The real danger is that we end up not valuing the last days and months of someone’s life and we continue down the path of valuing people only if they can be of “value” to our society. What happens to the vulnerable and confused old person who is seen as a burden by people in their family. How do we stop abuses to this type of system. It didn’t happen with abortion (remember the 2 doctors needed and how the “severe handicap” can now include a hair lip!) and there is no reason to believe that it would happen here.
This report needs an early grave rather than people who in the eyes of God are of enormous value.
Update 10am 5th Jan
Well I never. The church of England is quick out of the blocks on this one. They have already responded, strongly, to the proposals. Good on them.
The ‘Commission on Assisted Dying’ is a self-appointed group that excluded from its membership anyone with a known objection to assisted suicide. In contrast, the majority of commissioners, appointed personally by Lord Falconer, were already in favour of changing the law to legitimise assisted suicide. Lord Falconer has, himself, been a leading proponent for legitimising assisted suicide, for some years.
The commission undertook a quest to find effective safeguards that could be put in place to avoid abuse of any new law legitimising assisted suicide. Unsurprisingly, given the commission’s composition, it has claimed to have found such safeguards.

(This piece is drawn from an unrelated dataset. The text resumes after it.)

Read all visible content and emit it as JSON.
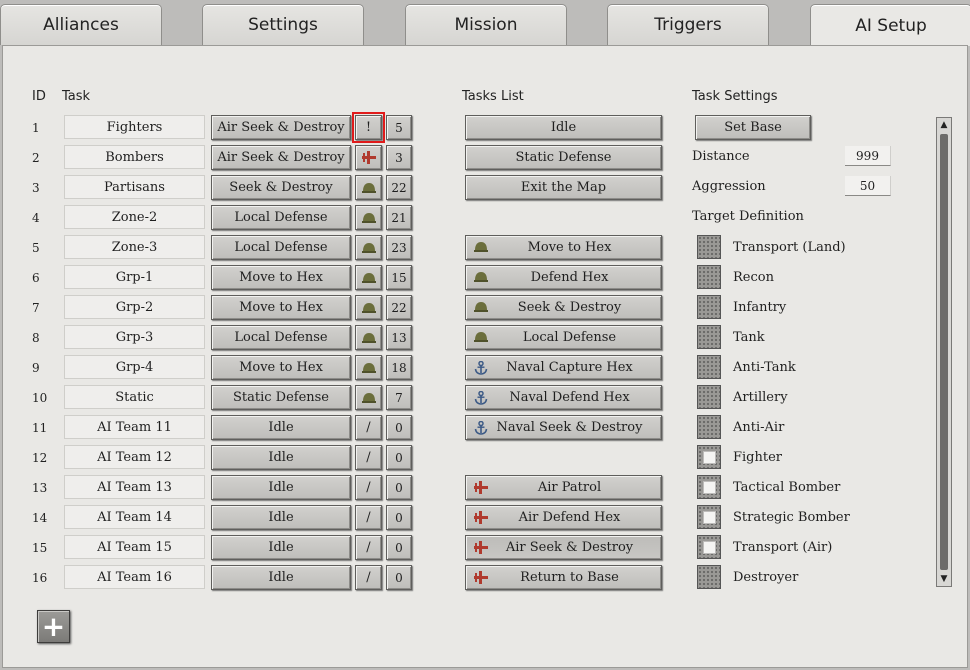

Unlike the commissioners, we are unconvinced that the commission has been successful in its quest. It has singularly failed to demonstrate that vulnerable people are not placed at greater risk under its proposals than is currently the case under present legislation. In spite of the findings of research that it commissioned, it has failed adequately to take into account the fact that in all jurisdictions where assisted suicide or euthanasia is permitted, there are breaches of safeguards as well as notable failures in monitoring and reporting.